__ACTION ITEM__:
In the data below, find every line with the string "navigation" and pull it out.

*****

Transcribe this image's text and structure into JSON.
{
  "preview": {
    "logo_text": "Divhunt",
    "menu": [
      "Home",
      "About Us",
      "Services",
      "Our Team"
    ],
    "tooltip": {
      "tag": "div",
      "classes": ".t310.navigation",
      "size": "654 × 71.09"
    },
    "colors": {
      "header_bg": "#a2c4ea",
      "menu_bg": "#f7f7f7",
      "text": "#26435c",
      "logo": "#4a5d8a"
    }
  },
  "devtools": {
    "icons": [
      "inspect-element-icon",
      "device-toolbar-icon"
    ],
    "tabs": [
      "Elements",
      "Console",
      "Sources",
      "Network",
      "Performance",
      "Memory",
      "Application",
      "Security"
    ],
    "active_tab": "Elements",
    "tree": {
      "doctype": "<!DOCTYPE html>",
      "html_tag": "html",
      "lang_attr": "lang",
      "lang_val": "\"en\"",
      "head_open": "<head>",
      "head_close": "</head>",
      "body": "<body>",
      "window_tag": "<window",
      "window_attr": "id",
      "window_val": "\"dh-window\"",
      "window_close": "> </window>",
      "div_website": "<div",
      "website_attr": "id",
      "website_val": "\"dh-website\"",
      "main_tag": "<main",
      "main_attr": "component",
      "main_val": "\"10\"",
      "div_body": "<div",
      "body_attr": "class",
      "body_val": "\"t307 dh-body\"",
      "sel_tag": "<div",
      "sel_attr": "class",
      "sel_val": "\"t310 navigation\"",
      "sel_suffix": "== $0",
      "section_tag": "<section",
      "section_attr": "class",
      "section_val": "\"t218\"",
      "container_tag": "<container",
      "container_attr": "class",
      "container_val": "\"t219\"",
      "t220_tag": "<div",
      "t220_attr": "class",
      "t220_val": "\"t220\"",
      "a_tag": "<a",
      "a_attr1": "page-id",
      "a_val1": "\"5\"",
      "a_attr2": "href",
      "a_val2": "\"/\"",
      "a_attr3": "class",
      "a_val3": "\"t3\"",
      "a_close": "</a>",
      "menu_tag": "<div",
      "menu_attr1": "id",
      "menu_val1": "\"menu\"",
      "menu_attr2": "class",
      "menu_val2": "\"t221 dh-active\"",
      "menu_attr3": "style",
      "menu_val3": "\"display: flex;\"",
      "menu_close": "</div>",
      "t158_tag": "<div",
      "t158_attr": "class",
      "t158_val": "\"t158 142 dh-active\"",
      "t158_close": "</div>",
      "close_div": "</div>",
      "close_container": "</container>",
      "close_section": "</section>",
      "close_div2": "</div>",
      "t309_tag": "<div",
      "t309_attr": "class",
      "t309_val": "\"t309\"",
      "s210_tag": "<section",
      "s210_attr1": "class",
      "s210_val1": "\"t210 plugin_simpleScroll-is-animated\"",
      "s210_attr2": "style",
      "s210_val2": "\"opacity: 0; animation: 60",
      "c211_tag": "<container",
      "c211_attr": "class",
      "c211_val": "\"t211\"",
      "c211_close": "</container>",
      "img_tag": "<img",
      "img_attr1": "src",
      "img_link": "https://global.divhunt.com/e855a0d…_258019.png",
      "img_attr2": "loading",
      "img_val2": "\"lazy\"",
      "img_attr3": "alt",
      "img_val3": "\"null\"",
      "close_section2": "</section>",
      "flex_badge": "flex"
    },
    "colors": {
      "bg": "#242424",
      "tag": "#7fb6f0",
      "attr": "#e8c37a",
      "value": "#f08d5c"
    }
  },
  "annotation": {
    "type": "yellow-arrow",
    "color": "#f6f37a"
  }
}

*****

__RESPONSE TO THE EXERCISE__:
      "classes": ".t310.navigation",
      "sel_val": "\"t310 navigation\"",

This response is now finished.